What is needed:
Sift the material for lines containing "from", and return them.

Dataset:
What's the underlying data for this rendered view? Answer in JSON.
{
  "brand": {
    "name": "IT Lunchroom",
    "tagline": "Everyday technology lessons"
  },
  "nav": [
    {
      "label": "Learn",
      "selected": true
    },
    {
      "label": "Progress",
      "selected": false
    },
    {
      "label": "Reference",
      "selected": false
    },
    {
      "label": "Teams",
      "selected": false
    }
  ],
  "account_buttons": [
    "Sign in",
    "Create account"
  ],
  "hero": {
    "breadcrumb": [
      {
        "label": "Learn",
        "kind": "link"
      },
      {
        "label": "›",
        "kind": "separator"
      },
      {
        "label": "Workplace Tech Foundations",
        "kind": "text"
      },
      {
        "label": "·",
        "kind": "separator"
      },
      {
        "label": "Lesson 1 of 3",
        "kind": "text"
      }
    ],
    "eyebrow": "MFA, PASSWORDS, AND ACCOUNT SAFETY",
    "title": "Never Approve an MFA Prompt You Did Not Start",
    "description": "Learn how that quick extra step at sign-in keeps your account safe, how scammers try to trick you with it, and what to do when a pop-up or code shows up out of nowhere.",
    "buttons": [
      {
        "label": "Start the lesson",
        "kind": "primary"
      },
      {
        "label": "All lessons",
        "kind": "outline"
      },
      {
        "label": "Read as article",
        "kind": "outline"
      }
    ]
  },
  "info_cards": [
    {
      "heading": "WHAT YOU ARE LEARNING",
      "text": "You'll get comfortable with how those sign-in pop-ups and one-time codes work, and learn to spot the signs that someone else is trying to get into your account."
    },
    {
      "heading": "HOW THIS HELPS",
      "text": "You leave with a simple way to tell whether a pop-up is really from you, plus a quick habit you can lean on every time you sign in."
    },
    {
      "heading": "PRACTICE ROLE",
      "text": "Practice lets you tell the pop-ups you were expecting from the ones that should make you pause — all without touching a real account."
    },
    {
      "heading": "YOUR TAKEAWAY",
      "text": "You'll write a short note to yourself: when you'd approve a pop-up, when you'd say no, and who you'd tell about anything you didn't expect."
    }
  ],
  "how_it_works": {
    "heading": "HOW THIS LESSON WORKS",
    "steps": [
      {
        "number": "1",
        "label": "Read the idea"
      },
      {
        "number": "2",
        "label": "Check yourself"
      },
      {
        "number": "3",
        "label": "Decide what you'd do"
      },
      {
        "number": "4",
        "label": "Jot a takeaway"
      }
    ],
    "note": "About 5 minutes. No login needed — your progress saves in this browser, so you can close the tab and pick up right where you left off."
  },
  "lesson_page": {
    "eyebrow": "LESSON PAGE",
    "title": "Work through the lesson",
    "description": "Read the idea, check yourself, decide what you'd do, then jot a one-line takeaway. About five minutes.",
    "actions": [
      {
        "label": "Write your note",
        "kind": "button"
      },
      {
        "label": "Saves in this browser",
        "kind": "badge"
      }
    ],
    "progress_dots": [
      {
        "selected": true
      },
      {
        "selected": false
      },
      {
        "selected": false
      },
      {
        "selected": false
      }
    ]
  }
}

Response area:
      "text": "You leave with a simple way to tell whether a pop-up is really from you, plus a quick habit you can lean on every time you sign in."
      "text": "Practice lets you tell the pop-ups you were expecting from the ones that should make you pause — all without touching a real account."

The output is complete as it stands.